Emad told the Journal Tuesday afternoon that his other obligations, particularly his responsibilities as chairman of College of the Redwoods' Board of Trustees, have left him without enough time to fulfill his duties on the county Planning Commission.
"It's a lot of homework," he said. "You have to read reams and reams of documents, go out and look at sites... . I just cannot devote the time that it takes to do this job. And I'm not one to occupy my seat and not do my work."
The resignation comes amidst tense political maneuvering surrounding the county's ongoing general plan update ("Hot Seats," Jan. 11). Now seven years past due, the re-write of the general plan, which serves as a constitution for land use development in the county's unincorporated areas, has been the source of fierce community debate between development interests on the one side, who have criticized the planning commission for, in their estimation, restricting growth to areas in and around urban centers, and, on the other side, those who advocate "smart growth," i.e. limiting sprawl.
"This whole issue has become very politicized," Emad said (though he insisted his decision had nothing to do with the politics or the drawn-out process of the update). He said he understands the community's passionate feelings about the next general plan. "It's very important.

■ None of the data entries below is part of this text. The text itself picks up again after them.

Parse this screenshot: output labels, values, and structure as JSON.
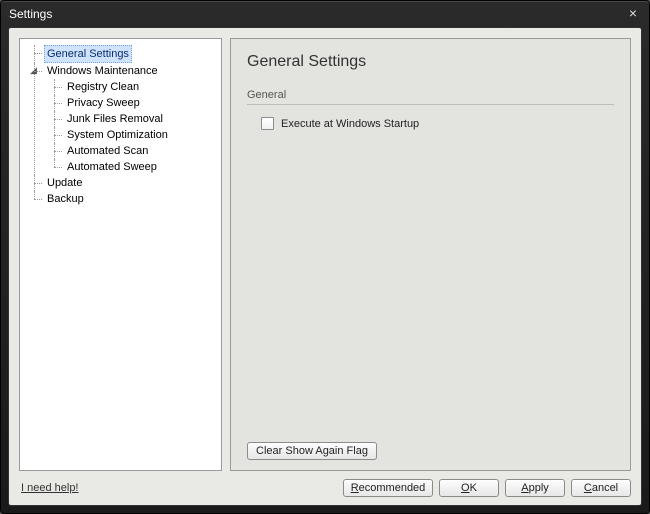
{
  "window": {
    "title": "Settings",
    "close_glyph": "×"
  },
  "tree": {
    "general_settings": "General Settings",
    "windows_maintenance": "Windows Maintenance",
    "wm_children": {
      "registry_clean": "Registry Clean",
      "privacy_sweep": "Privacy Sweep",
      "junk_files_removal": "Junk Files Removal",
      "system_optimization": "System Optimization",
      "automated_scan": "Automated Scan",
      "automated_sweep": "Automated Sweep"
    },
    "update": "Update",
    "backup": "Backup",
    "expander_glyph": "◢"
  },
  "content": {
    "heading": "General Settings",
    "section": "General",
    "execute_startup_label": "Execute at Windows Startup",
    "clear_flag_button": "Clear Show Again Flag"
  },
  "footer": {
    "help": "I need help!",
    "recommended_pre": "R",
    "recommended_post": "ecommended",
    "ok_pre": "O",
    "ok_post": "K",
    "apply_pre": "A",
    "apply_post": "pply",
    "cancel_pre": "C",
    "cancel_post": "ancel"
  }
}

It will set the course of development and life in our county over the next 20, 25 years."
While there have been numerous public hearings on the update, Emad said that in retrospect he thinks the county could have done a better job of educating property owners. For example, he said people often fail to understand that many of the planning commission's decisions reflect mandates handed down from the state. And he believes there could have been more outreach done in order to spur involvement from more than just the "regulars."
"On the other hand," he said, "involving people costs time [and] money. It's a real fine line."
Emad said he will now devote his attention to College of the Redwoods, where embattled President Jeff Marsee recently left for a new job at San Joaquin Delta Community College in Stockton.
Emad's departure leaves an "at-large" vacancy on the planning commission. The county already has a number of application on file, according to a press release issued Tuesday, but anyone wishing to apply may pick up an application at the clerk's office in Room 111 of the County Courthouse, 825 Fifth Street in Eureka. Or you can call 476-2390 to have an application mailed to you.